He graciously agreed to a quick interview about the story:
What prompted you to write "Evie M."?
The initial burst—more tone than story—came in communion with a job I had some time ago. It was a decent job, alongside mostly decent people, doing work I could leave at the office. Yet it was ominous: the hierarchy and protocol, the anxiety over benefits. Anyhow, I wrote this sketch and sat on it. Evie had not yet come along.
How would you describe your main character, for those who haven't yet read the story?

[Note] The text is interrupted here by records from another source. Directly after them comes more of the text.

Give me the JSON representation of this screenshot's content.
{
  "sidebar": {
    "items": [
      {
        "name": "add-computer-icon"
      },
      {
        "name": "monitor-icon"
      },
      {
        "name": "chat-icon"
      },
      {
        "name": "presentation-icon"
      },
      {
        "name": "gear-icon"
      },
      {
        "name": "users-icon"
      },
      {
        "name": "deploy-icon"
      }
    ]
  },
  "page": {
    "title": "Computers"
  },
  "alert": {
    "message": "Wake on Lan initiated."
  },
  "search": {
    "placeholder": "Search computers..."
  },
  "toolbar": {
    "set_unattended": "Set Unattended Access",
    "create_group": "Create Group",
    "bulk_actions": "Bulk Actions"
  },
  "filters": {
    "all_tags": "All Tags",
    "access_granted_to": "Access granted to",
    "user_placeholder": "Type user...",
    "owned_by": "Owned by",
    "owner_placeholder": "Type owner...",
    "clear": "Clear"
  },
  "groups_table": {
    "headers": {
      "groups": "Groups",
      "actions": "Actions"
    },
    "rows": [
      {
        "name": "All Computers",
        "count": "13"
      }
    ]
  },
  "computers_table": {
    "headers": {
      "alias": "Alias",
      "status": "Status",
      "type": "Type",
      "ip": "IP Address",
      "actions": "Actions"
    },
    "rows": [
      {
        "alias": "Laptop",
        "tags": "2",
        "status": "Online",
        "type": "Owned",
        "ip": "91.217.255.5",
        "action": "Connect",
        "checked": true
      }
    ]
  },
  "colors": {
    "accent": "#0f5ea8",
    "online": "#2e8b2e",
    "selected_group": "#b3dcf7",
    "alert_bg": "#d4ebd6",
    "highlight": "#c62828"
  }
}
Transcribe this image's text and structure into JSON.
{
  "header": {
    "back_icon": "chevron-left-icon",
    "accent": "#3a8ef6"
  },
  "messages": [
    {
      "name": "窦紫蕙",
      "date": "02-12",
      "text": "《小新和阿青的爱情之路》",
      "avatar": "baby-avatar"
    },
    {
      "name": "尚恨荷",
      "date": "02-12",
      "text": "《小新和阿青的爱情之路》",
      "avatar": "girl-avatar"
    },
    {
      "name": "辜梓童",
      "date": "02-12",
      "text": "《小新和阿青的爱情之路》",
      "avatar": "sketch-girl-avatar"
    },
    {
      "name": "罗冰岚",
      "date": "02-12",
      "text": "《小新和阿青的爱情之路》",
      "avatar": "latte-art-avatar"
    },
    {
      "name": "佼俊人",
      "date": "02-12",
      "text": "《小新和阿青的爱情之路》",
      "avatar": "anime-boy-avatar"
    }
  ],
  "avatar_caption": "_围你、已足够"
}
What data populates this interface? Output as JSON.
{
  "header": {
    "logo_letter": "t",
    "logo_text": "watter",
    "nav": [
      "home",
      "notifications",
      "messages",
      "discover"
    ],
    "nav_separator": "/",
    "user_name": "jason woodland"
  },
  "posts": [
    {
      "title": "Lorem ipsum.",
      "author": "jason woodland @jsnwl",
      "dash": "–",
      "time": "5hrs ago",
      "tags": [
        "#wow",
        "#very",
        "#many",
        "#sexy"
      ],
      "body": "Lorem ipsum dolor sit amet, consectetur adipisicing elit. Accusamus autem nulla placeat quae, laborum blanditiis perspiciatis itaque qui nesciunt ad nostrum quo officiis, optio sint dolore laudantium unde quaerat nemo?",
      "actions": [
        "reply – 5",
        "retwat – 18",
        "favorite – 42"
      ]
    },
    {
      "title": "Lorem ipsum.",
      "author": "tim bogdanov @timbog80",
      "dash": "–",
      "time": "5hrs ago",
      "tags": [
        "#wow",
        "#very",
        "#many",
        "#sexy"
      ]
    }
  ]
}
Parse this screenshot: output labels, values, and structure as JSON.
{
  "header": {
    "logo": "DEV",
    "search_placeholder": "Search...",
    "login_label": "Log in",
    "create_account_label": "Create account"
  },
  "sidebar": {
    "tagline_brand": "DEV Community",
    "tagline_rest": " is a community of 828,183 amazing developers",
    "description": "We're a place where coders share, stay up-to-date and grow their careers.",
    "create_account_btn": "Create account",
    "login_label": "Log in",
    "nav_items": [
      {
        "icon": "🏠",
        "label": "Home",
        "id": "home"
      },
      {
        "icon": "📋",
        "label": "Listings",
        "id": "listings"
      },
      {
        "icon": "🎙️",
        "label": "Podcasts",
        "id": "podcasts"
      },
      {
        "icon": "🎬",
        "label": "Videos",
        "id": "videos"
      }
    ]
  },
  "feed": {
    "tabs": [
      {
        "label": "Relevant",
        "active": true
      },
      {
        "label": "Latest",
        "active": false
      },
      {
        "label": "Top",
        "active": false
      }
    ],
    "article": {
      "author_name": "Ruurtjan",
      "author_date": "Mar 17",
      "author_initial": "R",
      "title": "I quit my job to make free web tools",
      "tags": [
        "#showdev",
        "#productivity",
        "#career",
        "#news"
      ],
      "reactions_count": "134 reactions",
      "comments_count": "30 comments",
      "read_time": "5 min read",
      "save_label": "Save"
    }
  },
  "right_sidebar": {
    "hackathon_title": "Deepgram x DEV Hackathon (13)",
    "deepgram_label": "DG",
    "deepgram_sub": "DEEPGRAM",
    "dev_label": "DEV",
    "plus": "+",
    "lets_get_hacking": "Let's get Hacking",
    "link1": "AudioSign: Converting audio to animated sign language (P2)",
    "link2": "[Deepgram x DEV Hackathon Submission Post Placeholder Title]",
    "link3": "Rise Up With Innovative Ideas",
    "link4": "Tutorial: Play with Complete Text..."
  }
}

For Evie, a veteran, even the trivial is terrorizing. Over-microwaving a sirloin steak is on par with a memory of assault. Perhaps this is a result of war—itself a juxtaposition of mundane and atrocious—or maybe it's because she just doesn't fit her surroundings. Regardless, she grows desperate to find something stable, something "pure" that won't fail her (or that she won't fail). The related anxiety is crushing her.
How did your experience as a veteran inform the story?
In a large way, my inability to write about combat led to this story. I spent years scouring my experience for anything of traditional war narrative "value." Ultimately, I needed Evie, and the (too often invisible) war story she represents. Second, I needed to refocus on the tiniest elements of war, the pinpricks of postwar complication that never let you be...and then amplify those for the character.
Congratulations to O.A.! We can't wait to see the story in the new anthology (due out in October). Pre-order it here.